— DATA —
● ● ● ● ● ● ●

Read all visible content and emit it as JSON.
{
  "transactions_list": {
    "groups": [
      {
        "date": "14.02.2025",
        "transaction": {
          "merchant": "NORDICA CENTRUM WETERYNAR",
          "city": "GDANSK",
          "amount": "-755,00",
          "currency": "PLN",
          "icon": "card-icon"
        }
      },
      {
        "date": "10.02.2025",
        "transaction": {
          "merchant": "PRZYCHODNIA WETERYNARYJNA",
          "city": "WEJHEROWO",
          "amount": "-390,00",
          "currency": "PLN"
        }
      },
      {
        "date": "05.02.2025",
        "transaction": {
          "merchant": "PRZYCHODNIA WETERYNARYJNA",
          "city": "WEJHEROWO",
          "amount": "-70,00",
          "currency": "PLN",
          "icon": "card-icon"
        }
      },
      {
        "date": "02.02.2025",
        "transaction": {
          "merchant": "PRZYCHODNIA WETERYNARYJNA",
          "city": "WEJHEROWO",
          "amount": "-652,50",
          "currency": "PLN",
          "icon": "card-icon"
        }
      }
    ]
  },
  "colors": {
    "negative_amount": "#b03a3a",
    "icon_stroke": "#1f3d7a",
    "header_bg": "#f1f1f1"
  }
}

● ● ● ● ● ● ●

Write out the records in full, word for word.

— EXERCISE RESPONSE —
Read all visible content and emit it as JSON.
{
  "transactions_list": {
    "groups": [
      {
        "date": "14.02.2025",
        "transaction": {
          "merchant": "NORDICA CENTRUM WETERYNAR",
          "city": "GDANSK",
          "amount": "-755,00",
          "currency": "PLN",
          "icon": "card-icon"
        }
      },
      {
        "date": "10.02.2025",
        "transaction": {
          "merchant": "PRZYCHODNIA WETERYNARYJNA",
          "city": "WEJHEROWO",
          "amount": "-390,00",
          "currency": "PLN"
        }
      },
      {
        "date": "05.02.2025",
        "transaction": {
          "merchant": "PRZYCHODNIA WETERYNARYJNA",
          "city": "WEJHEROWO",
          "amount": "-70,00",
          "currency": "PLN",
          "icon": "card-icon"
        }
      },
      {
        "date": "02.02.2025",
        "transaction": {
          "merchant": "PRZYCHODNIA WETERYNARYJNA",
          "city": "WEJHEROWO",
          "amount": "-652,50",
          "currency": "PLN",
          "icon": "card-icon"
        }
      }
    ]
  },
  "colors": {
    "negative_amount": "#b03a3a",
    "icon_stroke": "#1f3d7a",
    "header_bg": "#f1f1f1"
  }
}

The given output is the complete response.